“Just a few words.” I tried my best to sound cool. “That’s a fine healthy baby you have. What’s his name?”
She wrapped her arms tightly around the baby. “This is Pierre.”
I smiled at her and then went to the edge of the pool where I knelt down to be closer to her. “Your own baby, Brigitte?”
She looked at the child and silently kissed its head. Then she compressed her lips and nodded. “Oui. Pierre is my baby. But it is none of your business. And you will not take him from me.”
I tried to maintain as calm a manner as possible. I didn’t want to spook her. “We don’t aim to. Just tell me, who is his father?”
“I do not have to tell you that.”
“Jacques Hassim, maybe?” I raised my brows questioningly. “Or perhaps it was Jacques’s father, Ali Hassim?”
Brigitte lowered her eyes and made no reply. I knew then I was spot on target. Ali Hassim was the father of baby Pierre.
“Why don’t you get out of the pool so that we can talk to you, Brigitte? We promise we won’t try to take the baby from you. We only need to talk and find out what Mr Hassim is doing.”
“It is none of your business.” She sounded reluctant but, all the same, she set the baby on the poolside and clambered out from the water. Then she clasped the child once more to her chest. It was a protective mother act, and it looked quite genuine.
The water glistened on her body, bright in the warm sunshine. Even though he was some yards away, Williamson took a step backwards, caught off guard by Brigitte’s total lack of modesty.
“Why did Viola come to speak to you?” I had to get down to details, I decided, before I also succumbed to her physical charms.
“When?” she asked.
“Don’t play games with me, Brigitte.” There had been enough gentle lead-in, it was time to start getting a shade rough. “The evening we moored the boat near your farm, Viola came to see you. Why?”
“She wanted milk.”
“Now, just you stop playing games with me. What was the real reason she came here? Was it something to do with money? A lot of money?”
There was a short period of silence when Brigitte seemed to mentally wander off into her own world. Then the child gurgled in her arms and that brought her back to reality. She nodded. “She had a lot of money. She told me so.”

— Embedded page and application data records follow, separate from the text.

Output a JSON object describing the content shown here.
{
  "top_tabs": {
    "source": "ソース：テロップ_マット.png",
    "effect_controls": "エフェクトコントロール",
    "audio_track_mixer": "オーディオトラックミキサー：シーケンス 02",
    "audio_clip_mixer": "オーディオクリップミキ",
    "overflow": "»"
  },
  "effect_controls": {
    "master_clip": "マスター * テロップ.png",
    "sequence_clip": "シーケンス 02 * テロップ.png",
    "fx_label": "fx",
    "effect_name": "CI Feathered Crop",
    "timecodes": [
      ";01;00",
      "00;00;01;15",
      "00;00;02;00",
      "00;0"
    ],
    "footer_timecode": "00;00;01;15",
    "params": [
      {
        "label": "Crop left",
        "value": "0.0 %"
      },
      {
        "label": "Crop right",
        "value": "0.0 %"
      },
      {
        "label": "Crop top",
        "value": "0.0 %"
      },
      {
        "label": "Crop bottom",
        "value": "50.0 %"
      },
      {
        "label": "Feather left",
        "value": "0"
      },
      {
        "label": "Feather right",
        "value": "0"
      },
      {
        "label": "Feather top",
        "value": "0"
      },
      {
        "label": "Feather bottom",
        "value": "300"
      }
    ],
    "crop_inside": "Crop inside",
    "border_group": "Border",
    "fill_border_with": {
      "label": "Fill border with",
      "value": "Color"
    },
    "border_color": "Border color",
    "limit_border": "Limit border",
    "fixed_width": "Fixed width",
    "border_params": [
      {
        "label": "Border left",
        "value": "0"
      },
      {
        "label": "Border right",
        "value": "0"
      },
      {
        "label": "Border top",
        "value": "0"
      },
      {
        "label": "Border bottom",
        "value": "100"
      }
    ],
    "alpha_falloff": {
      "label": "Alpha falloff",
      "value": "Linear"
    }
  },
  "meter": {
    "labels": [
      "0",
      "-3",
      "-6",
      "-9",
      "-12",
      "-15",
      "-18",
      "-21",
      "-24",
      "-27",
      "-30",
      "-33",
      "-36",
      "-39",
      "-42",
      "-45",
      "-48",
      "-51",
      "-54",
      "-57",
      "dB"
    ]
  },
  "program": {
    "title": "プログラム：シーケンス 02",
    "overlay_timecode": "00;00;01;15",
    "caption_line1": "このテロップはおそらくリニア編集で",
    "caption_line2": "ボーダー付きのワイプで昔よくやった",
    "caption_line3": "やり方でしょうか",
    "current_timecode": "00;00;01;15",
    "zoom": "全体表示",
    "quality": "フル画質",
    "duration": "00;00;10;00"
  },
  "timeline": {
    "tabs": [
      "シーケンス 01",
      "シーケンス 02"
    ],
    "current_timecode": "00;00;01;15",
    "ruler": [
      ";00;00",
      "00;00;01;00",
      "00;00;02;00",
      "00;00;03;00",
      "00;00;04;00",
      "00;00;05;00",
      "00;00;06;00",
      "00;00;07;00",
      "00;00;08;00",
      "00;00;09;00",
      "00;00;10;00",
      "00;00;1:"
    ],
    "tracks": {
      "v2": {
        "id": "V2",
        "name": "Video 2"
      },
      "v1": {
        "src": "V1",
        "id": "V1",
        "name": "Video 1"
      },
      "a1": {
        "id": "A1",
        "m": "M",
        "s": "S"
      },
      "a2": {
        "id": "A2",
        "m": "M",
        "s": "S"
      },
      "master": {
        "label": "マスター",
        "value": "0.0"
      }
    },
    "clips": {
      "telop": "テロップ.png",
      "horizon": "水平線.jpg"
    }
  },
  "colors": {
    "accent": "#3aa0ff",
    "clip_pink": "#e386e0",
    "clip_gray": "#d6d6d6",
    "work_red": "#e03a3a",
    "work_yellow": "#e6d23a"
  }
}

“And you wanted to get your hands on it?”
“Non! Not me.” She snorted angrily. “It was mama’s idea.”
“Mama wanted the money?”
“Why not? It was not rightly Viola Bracewell’s money. Besides, she was offering it to me.”
“Viola? Offering it to you?”
“Oui. She wanted my baby. She would give me the money if I would let her adopt my baby.”
Adopt the baby! What the hell…!
“Brigitte!” The younger girl, now fully dressed, came trotting out from the house. She called to her sister again and broke into a torrent of French. I cursed out loud and took a few steps back. Damn! This really was putting all my bright ideas out of phase.